Exercise objective: Which of the lines below contain the string "locale"? Copy each one.

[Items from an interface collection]
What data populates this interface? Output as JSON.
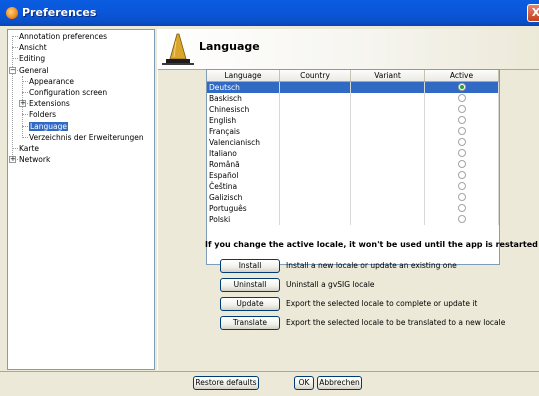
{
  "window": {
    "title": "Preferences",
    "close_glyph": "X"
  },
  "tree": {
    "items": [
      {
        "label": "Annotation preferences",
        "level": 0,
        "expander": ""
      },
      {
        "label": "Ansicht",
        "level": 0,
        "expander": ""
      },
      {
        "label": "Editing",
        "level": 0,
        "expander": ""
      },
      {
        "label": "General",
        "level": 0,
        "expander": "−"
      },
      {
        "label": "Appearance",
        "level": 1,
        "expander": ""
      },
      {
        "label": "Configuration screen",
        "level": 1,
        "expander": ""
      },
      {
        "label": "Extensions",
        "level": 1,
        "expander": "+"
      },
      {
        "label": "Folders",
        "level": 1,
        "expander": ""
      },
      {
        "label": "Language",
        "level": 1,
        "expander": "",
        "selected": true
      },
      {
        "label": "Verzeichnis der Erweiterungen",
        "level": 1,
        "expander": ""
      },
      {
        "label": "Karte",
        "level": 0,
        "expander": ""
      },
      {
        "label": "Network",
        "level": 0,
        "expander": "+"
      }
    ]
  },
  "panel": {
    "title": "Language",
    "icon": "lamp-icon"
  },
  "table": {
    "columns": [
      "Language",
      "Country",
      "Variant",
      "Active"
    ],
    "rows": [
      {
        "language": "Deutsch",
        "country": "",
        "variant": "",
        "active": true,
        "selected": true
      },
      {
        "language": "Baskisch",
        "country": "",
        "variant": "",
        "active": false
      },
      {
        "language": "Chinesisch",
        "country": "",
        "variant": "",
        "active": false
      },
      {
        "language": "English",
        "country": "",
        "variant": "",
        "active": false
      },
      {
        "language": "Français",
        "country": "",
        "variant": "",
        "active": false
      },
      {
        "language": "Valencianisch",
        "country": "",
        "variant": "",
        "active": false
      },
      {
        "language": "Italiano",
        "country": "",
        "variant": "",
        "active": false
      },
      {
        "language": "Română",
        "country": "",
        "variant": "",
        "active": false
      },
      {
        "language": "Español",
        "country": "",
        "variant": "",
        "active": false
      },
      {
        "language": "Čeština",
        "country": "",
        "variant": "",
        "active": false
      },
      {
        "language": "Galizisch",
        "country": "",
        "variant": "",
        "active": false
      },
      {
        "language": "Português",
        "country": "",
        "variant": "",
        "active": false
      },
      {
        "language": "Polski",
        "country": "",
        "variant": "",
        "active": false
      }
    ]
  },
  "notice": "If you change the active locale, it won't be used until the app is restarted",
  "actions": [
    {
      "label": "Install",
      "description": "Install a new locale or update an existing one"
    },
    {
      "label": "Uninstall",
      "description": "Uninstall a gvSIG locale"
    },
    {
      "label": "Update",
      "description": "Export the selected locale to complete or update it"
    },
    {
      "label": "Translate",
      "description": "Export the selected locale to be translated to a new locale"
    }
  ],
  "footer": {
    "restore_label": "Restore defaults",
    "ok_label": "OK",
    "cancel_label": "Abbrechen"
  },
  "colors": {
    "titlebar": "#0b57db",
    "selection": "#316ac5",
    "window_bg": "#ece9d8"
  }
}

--

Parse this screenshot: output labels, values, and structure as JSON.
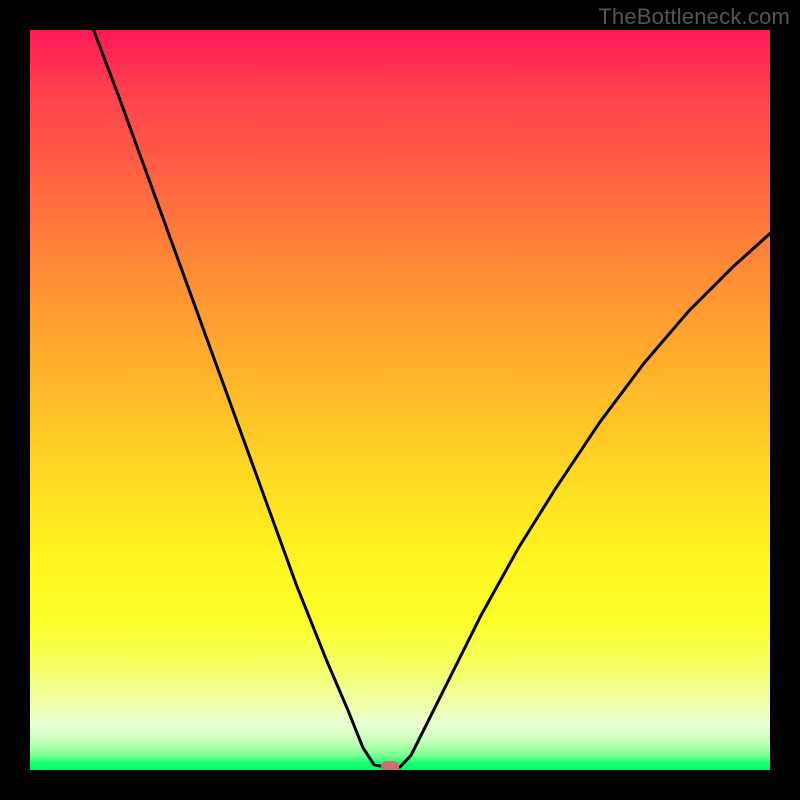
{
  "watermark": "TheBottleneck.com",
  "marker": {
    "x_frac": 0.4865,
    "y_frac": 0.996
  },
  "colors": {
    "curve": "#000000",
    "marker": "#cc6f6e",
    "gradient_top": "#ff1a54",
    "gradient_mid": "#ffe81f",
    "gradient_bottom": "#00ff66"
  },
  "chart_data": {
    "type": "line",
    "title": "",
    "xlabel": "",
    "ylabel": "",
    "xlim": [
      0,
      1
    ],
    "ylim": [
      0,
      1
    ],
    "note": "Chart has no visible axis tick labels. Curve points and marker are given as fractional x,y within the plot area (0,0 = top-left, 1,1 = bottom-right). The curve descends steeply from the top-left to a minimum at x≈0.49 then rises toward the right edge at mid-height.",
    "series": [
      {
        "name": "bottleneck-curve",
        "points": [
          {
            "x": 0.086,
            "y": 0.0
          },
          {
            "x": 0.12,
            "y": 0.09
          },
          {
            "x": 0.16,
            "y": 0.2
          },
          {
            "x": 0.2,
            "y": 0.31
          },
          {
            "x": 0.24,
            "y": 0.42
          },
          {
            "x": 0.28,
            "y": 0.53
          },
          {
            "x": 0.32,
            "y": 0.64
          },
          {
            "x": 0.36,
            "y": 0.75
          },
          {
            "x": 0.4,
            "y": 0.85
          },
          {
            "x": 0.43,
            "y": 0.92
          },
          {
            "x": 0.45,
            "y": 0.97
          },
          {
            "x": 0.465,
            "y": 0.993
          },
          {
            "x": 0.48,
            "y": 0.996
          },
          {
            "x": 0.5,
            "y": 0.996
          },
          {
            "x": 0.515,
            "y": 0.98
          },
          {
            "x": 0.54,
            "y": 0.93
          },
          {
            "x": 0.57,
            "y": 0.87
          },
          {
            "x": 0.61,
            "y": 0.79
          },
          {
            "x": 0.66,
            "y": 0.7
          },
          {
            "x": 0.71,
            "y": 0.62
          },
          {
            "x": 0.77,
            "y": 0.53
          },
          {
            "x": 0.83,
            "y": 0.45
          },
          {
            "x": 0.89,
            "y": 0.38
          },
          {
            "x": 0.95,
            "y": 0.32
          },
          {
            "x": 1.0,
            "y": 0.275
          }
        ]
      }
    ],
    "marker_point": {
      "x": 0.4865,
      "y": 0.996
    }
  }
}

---

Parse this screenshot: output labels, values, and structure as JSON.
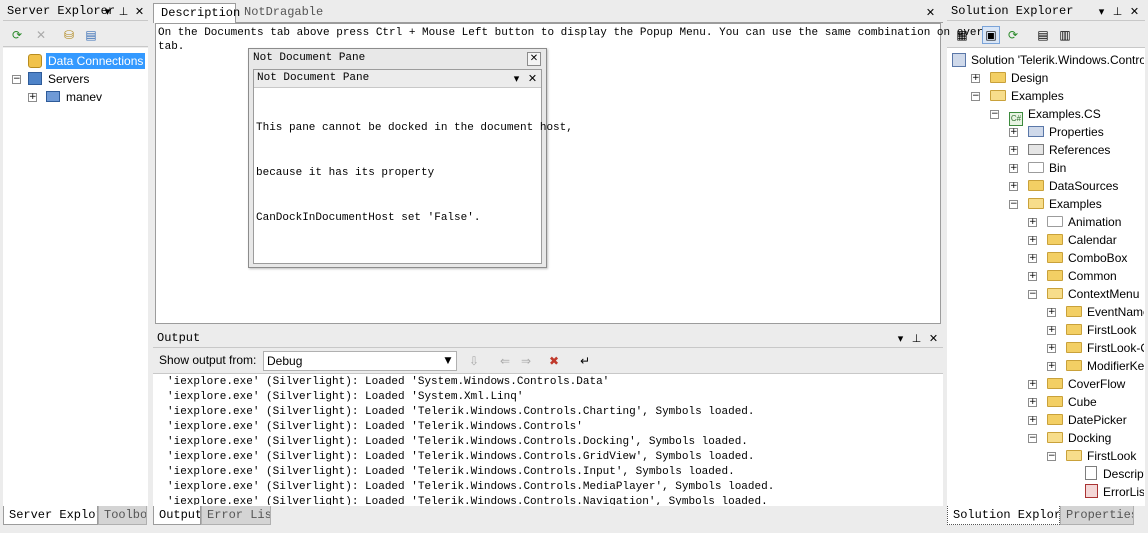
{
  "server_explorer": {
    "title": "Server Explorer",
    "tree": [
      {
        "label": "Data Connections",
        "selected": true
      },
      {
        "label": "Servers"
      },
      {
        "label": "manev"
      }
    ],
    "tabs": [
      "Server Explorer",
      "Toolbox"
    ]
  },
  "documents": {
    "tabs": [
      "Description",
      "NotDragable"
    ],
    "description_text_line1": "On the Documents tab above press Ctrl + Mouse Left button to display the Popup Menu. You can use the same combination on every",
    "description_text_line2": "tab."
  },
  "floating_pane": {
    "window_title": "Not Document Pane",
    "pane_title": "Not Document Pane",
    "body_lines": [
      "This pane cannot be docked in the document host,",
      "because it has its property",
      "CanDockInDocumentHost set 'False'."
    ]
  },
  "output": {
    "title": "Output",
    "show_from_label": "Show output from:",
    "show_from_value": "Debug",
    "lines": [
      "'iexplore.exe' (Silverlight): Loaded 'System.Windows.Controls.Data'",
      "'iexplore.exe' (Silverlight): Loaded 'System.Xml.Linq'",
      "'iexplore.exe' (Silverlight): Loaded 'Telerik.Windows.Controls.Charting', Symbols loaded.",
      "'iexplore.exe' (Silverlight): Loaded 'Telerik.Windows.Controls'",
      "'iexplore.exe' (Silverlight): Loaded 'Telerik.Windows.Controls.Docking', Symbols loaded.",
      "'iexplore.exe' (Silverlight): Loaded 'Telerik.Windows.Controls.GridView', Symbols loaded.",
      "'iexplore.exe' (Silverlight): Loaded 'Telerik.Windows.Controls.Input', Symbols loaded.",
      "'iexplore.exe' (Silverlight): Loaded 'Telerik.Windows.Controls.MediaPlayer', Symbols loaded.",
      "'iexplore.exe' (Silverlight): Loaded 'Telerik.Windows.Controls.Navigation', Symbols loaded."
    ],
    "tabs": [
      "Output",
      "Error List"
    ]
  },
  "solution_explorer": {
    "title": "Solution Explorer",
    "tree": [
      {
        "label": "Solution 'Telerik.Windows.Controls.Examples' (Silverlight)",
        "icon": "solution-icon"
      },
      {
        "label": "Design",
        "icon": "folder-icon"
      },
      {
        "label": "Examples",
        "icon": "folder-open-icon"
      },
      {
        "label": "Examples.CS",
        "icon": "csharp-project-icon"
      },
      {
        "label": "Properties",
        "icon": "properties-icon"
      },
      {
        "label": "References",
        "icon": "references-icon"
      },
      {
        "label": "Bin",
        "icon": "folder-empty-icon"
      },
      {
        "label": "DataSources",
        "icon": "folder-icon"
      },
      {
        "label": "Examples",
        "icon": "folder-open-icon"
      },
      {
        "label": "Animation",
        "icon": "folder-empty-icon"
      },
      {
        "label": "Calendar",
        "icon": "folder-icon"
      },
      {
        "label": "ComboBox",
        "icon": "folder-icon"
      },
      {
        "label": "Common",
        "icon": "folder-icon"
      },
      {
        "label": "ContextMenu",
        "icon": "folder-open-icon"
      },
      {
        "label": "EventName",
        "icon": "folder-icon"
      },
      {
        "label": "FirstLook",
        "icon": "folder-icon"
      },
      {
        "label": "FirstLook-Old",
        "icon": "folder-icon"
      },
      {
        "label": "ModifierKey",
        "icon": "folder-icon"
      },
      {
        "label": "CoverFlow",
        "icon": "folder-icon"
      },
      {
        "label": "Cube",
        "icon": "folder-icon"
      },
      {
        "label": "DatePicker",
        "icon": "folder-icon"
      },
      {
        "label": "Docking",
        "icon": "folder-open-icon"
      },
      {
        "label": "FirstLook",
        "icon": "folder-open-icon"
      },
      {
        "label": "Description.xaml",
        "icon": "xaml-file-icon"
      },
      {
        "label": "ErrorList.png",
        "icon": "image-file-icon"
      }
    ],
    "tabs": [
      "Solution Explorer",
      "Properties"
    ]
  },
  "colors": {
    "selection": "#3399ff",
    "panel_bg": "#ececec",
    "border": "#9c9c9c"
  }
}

Finished exercise:
  "notice": "If you change the active locale, it won't be used until the app is restarted",
      "description": "Install a new locale or update an existing one"
      "description": "Uninstall a gvSIG locale"
      "description": "Export the selected locale to complete or update it"
      "description": "Export the selected locale to be translated to a new locale"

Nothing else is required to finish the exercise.